Collection entries:
== == ==

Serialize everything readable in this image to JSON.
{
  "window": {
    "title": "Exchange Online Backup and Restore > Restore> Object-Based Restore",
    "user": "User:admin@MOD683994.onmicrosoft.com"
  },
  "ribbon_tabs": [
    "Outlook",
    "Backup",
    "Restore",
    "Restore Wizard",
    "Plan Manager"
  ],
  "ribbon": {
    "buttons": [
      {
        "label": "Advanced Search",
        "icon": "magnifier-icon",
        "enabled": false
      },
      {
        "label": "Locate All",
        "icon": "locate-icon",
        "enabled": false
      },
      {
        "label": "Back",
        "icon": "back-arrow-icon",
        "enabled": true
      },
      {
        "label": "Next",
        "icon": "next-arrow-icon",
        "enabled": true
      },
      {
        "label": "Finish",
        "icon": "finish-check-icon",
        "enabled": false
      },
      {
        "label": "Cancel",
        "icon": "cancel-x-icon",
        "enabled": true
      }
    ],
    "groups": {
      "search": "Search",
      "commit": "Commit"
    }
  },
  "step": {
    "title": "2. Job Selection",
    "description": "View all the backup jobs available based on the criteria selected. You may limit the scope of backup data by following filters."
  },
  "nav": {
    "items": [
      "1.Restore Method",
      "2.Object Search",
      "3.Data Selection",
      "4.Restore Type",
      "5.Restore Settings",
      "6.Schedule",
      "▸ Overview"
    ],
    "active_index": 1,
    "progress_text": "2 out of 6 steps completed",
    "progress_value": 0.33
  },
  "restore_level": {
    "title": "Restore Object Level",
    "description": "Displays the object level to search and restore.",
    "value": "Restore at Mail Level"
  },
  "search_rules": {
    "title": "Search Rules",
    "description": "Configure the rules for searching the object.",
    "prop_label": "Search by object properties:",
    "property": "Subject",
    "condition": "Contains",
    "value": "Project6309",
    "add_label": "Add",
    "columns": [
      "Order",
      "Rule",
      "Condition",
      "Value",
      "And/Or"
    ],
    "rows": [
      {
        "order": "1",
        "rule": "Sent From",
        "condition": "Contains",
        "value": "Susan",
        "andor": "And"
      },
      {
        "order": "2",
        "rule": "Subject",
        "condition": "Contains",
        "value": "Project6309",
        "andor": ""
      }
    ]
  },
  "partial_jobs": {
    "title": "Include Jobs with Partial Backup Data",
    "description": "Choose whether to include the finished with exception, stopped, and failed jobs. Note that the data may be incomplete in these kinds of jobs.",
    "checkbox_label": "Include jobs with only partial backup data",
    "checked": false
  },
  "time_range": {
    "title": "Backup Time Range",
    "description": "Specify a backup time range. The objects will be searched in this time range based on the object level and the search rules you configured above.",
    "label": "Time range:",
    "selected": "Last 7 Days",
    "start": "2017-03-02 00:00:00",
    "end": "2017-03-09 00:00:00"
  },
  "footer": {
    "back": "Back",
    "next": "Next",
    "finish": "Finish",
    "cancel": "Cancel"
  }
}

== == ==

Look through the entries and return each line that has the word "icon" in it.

■ **Reply to the exercise**
        "icon": "magnifier-icon",
        "icon": "locate-icon",
        "icon": "back-arrow-icon",
        "icon": "next-arrow-icon",
        "icon": "finish-check-icon",
        "icon": "cancel-x-icon",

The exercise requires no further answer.